The 1/8" aluminum plate was taped to prevent any scratching during construction. Since the plate was too thick for my chassis punches, each socket hole had to be drilled out along the inside edge with a series of holes and then filed to shape. All of the sockets, and almost all of the components are recycled parts from many years of building a junk-box.
The completed transmitter and frame turned out as visualized and thanks to the pre-built shakedown model, fired-up without any surprises.
The coaxial antenna socket and key jack were brought out on the back side.
The '10-20 Longfeller' is capable of operating from 160m through 10m using various combinations of crystal or VFO input frequencies as well as various combinations of oscillator / amplifier configurations. A set of oscillator plug-in coils allows the 6AG7's plate circuit to be tuned to the crystal fundamental or any of its harmonics which in turn allows the 6V6 final to be used as a doubler or as a 'straight-through' amplifier. The final amplifier appears to be very stable even when it's input and output circuits are tuned to the same frequency. Final amplifier output is very robust, even when doubling, but not surprisingly, is always higher when running straight-through.
In general, the 6V6 output power measured into a 50 ohm load runs about 9W on most bands (depending on whether the final is doubling or running straight-through) down to 8 watts on 10m. Output on both 160 and 80m is 5 watts. Substituting a 6L6 into the final amplifier gives, depending on the band, 2 - 3 watts more output. These figures are the same when running with the VFO as well. Crystal keying of the Colpitts oscillator is exceptionally good although some chirp is evident when operating on 15 or 10m, depending on the particular crystal I am using. It seems that each crystal has a slightly unique keying characteristic and keying both the oscillator and the final quickly reveals the best or the worst of the bunch, particularly on the two highest bands where any crystal sluggishness is multiplied by three and four times respectively. When I was a young teenaged ham in the early 60's, most signals above 20m had this unique but mostly long-gone characteristic.
In spite of its stability, there is some indication that the final stage would benefit from some form of neutralization as on both 160 and 80m only, the plate current 'dip' (minimum) does not correspond to the maximum output power. This may account for the lower than expected output power on these two bands. As well, and remaining to be confirmed, I suspect that the antenna output links on the 160m and 80m B & W coils would benefit from a few more turns.
[I was able to confirm this today on both the 160 and 80m coils, with a temporary antenna link winding of 6 turns compared to the original 3-turn link. Power output is now 11 watts on both bands with the 6V6 and 14 watts using a 6L6. It seems that the original 3-turn link is not truly optimized for 50 ohms on both the 160 and 80m coils]

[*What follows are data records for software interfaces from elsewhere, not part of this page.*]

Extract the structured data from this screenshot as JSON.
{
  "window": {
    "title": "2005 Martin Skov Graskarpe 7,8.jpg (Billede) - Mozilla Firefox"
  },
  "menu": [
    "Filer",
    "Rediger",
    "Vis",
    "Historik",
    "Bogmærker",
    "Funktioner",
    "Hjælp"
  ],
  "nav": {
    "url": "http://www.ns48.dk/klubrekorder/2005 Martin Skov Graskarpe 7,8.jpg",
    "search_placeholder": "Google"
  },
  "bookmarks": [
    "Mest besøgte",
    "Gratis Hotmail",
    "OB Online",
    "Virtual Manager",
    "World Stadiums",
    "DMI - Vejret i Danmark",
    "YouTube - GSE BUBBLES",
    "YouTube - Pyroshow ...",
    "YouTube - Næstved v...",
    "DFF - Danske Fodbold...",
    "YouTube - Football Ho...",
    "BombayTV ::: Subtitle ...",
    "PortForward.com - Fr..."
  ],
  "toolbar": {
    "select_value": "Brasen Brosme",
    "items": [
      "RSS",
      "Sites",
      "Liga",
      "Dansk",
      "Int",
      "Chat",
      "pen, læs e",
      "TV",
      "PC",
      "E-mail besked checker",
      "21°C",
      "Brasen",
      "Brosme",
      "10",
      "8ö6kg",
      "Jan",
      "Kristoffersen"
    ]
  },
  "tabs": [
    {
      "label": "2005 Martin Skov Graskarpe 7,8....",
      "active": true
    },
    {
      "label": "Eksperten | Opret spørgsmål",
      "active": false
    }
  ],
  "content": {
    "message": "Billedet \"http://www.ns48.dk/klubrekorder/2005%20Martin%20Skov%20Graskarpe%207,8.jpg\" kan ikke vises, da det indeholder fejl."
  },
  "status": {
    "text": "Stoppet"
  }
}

I plan to operate this transmitter a lot during the upcoming solar cycle peak years, especially on the three higher bands. Please give me a call should you hear me and the "Longfeller"!

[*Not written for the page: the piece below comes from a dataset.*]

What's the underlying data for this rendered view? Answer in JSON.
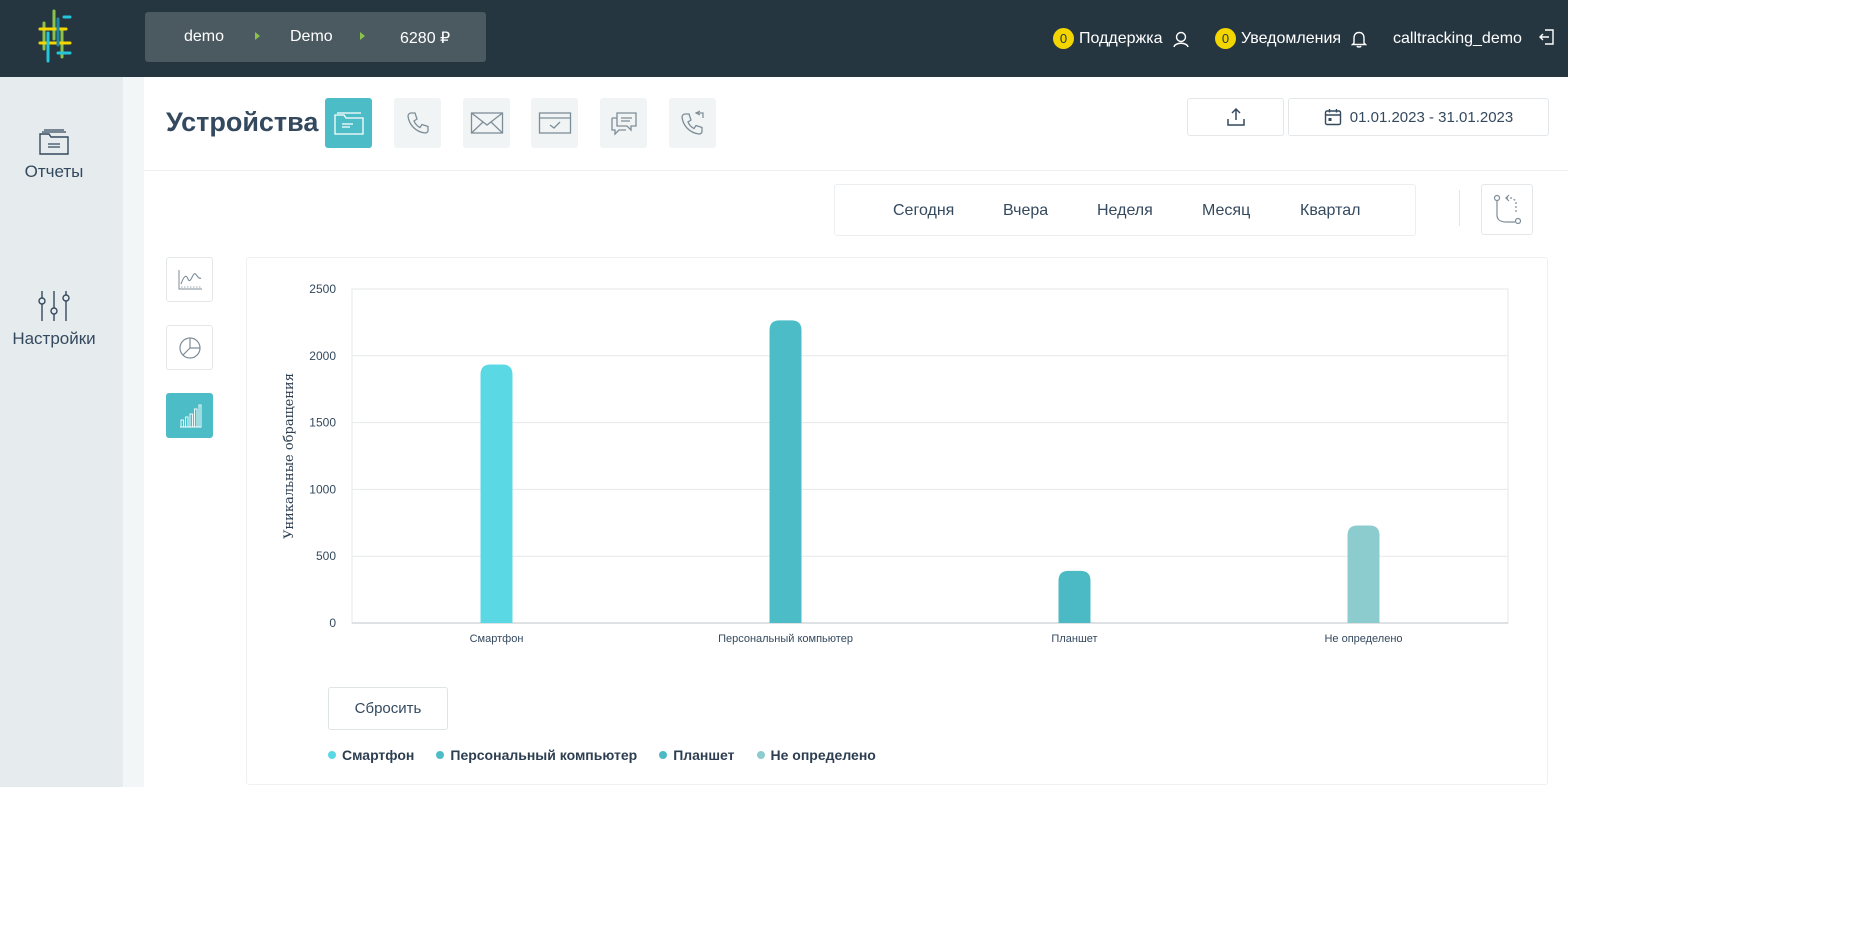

*** Update: During the fall of 2011, I had a chance to use the Longfeller on 10m, during periods of some fantastic propagation to Europe!

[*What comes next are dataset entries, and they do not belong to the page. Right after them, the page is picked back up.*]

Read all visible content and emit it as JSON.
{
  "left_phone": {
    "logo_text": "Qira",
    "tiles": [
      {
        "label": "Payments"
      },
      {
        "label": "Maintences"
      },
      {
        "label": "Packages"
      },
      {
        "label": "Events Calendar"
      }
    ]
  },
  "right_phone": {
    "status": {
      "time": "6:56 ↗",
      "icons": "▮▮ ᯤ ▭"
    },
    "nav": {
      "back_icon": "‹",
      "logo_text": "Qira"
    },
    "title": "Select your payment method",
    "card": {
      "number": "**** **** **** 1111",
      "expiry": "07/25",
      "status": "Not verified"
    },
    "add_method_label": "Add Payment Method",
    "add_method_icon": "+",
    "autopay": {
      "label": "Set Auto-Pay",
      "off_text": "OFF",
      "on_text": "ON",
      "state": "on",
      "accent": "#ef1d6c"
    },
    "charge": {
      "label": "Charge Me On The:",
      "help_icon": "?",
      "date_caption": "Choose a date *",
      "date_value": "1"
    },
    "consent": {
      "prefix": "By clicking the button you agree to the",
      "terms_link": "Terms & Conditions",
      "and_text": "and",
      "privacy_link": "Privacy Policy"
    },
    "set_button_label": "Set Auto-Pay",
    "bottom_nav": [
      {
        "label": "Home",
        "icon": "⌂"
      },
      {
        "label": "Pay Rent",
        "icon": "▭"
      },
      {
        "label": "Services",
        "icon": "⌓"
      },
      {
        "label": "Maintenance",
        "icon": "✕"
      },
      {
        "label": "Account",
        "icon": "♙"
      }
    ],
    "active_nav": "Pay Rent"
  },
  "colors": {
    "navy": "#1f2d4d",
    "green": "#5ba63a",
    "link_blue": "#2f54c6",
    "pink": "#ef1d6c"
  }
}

Calling CQ on one frequency, I was able to work over 100 European stations, along with a wonderful contact with ZS6A in South Africa,
who reported the exciting QSO in his radio BLOG here along with further comments here.
QSL cards from those nice openings are beginning to arrive here now, via the QSL bureau. ***